Since the enactment of the 1995 Uganda Constitution we have witnessed several incidents that have brought into question the relationship between the state and cultural institutions as well as the state and religious institutions. Recalling our history, which has been characterised by political and constitutional instability, there is need for politics, culture and religion to co-exist.
I acknowledge and appreciate that every region of Uganda has a cultural tradition handed down from past generations that must be preserved. As a matter of fact, a cultural leader acts as a focus for regional identity, unity and pride; giving a sense of stability and continuity; officially recognizing success and excellence; and in some cases supporting the idea of voluntary and community service.
On the other hand, the prophetic dimension of religious leaders demands that their voice be heard. God Almighty has appointed the charge of the human race to two powers: the religious institutions and the state. The religious institutions like Churches have a duty to form people’s consciences.
My government will be committed to support religious institutions like Churches not just to fulfill their duties and also defend them against their enemies.

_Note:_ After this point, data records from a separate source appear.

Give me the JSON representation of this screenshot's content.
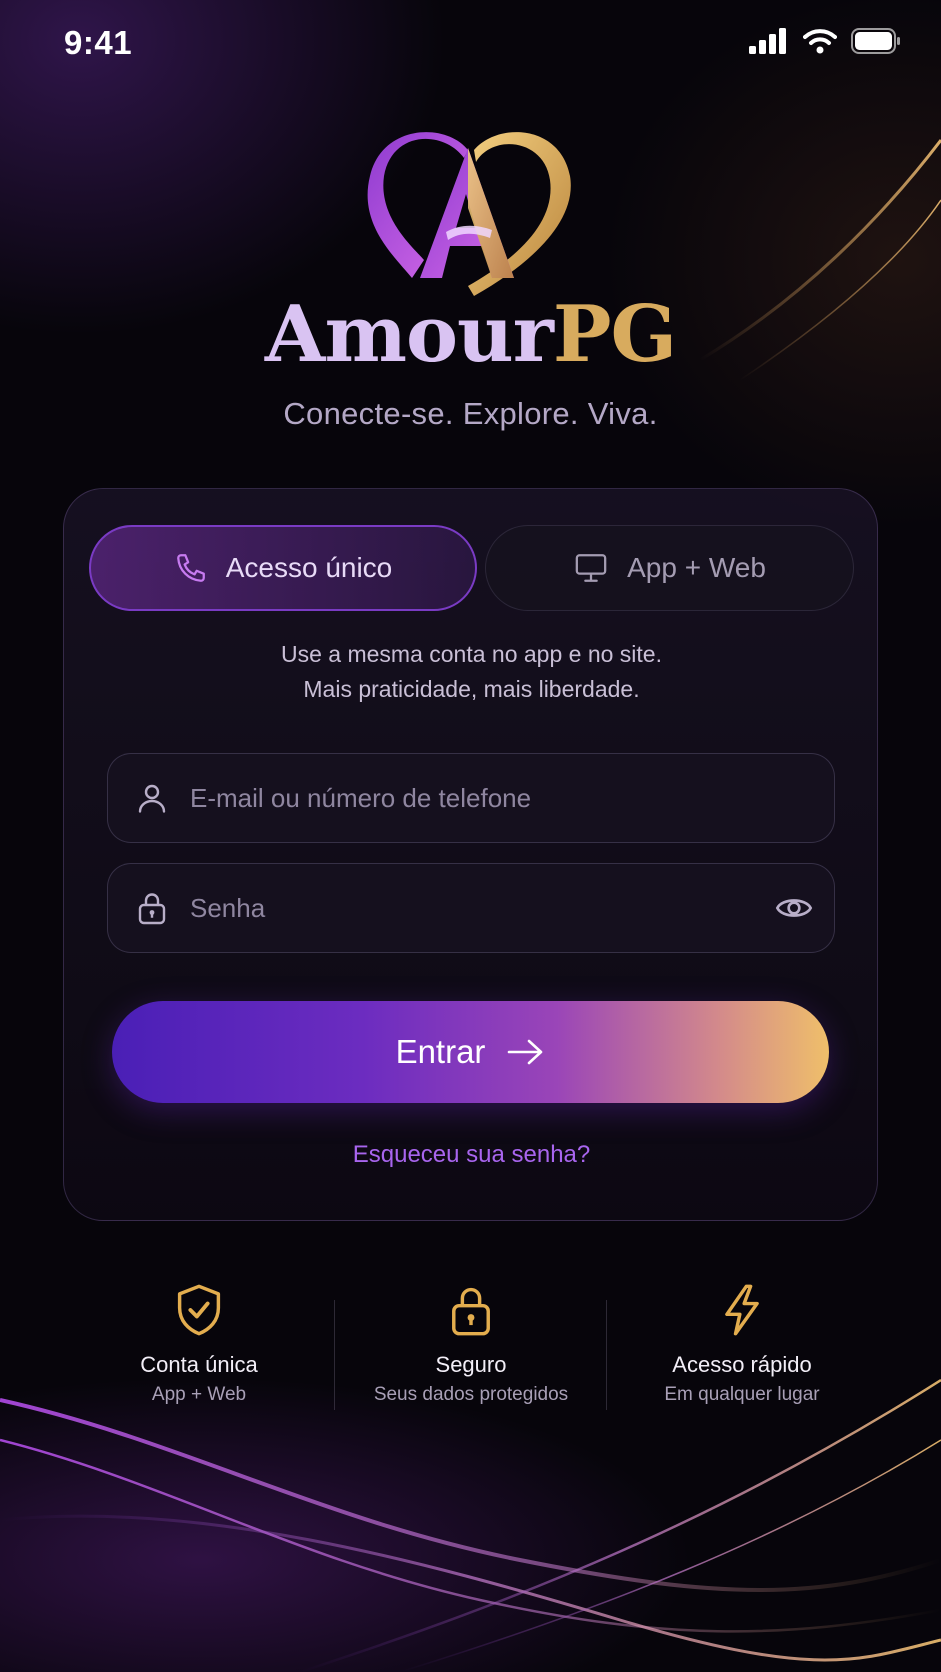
{
  "status_bar": {
    "time": "9:41",
    "icons": [
      "signal-icon",
      "wifi-icon",
      "battery-icon"
    ]
  },
  "brand": {
    "logo_icon": "heart-a-logo-icon",
    "name_part1": "Amour",
    "name_part2": "PG",
    "tagline": "Conecte-se. Explore. Viva.",
    "colors": {
      "purple": "#c45ce8",
      "gold": "#d8ab5e"
    }
  },
  "tabs": [
    {
      "label": "Acesso único",
      "icon": "phone-icon",
      "active": true
    },
    {
      "label": "App + Web",
      "icon": "monitor-icon",
      "active": false
    }
  ],
  "description": {
    "line1": "Use a mesma conta no app e no site.",
    "line2": "Mais praticidade, mais liberdade."
  },
  "form": {
    "email": {
      "placeholder": "E-mail ou número de telefone",
      "value": "",
      "icon": "user-icon"
    },
    "password": {
      "placeholder": "Senha",
      "value": "",
      "icon": "lock-icon",
      "toggle_icon": "eye-icon"
    },
    "submit_label": "Entrar",
    "submit_icon": "arrow-right-icon",
    "forgot_label": "Esqueceu sua senha?"
  },
  "features": [
    {
      "title": "Conta única",
      "subtitle": "App + Web",
      "icon": "shield-check-icon"
    },
    {
      "title": "Seguro",
      "subtitle": "Seus dados protegidos",
      "icon": "lock-icon"
    },
    {
      "title": "Acesso rápido",
      "subtitle": "Em qualquer lugar",
      "icon": "lightning-icon"
    }
  ],
  "accent_colors": {
    "button_start": "#4a1fb6",
    "button_end": "#efbf6a",
    "link": "#a865ee",
    "feature_icon": "#e3ad4e"
  }
}
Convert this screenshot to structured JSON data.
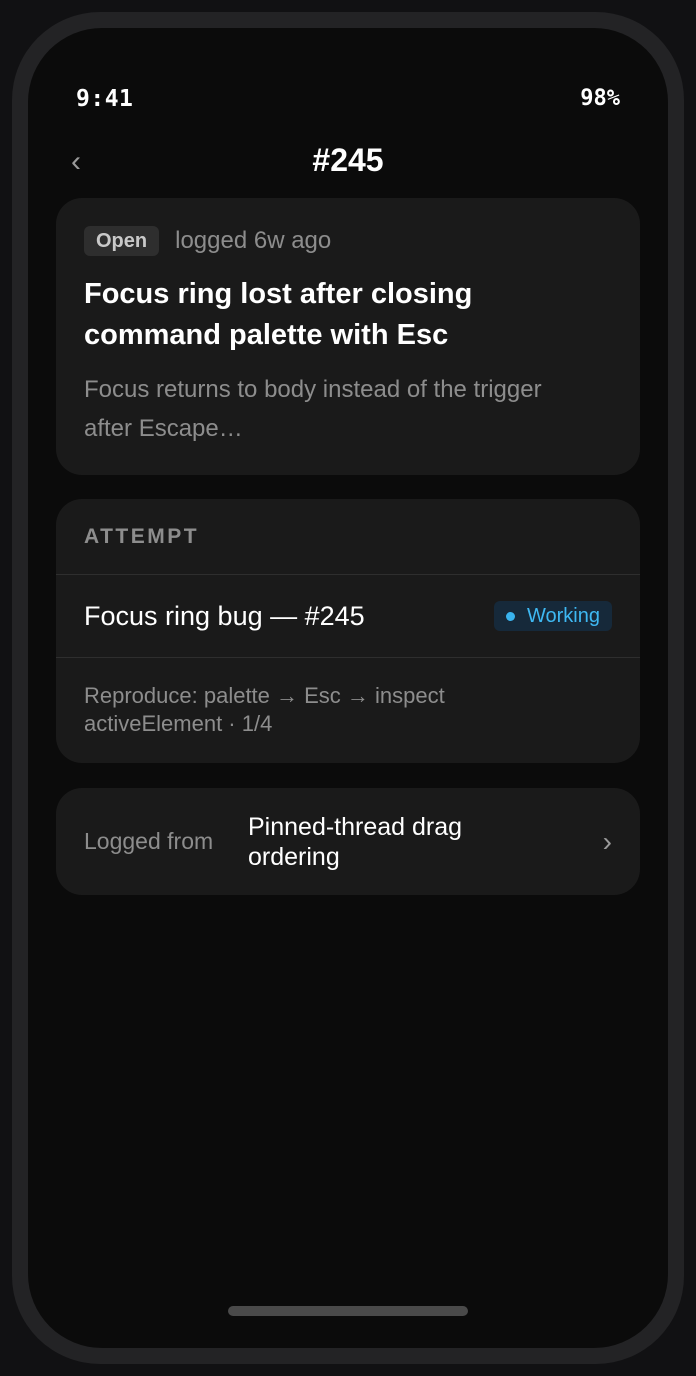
{
  "status_bar": {
    "time": "9:41",
    "battery": "98%"
  },
  "nav": {
    "back_icon": "chevron-left-icon",
    "title": "#245"
  },
  "issue": {
    "status": "Open",
    "logged": "logged 6w ago",
    "title": "Focus ring lost after closing command palette with Esc",
    "description": "Focus returns to body instead of the trigger after Escape…"
  },
  "attempt": {
    "section_label": "ATTEMPT",
    "name": "Focus ring bug — #245",
    "status": "Working",
    "status_color": "#3eb8f2",
    "note": "Reproduce: palette → Esc → inspect activeElement · 1/4"
  },
  "source": {
    "label": "Logged from",
    "value": "Pinned-thread drag ordering",
    "chevron_icon": "chevron-right-icon"
  }
}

The state must recognize that it’s bound by the laws of God. Civil rulers have a duty to remember that God is the authority above them and that He rules over everybody on earth and in Heaven (Romans 13.1). It’s no wonder that Uganda’s motto is ‘’For God and My Country’’; a motto depicting a country founded and routed in God’s Principles.
My government therefore seeks to ensure that religious and cultural institutions undertake their mandates without interference from the state. In addition the inter religious council and all recognized cultural institutions should play a key advisory role embodied in the national constitution.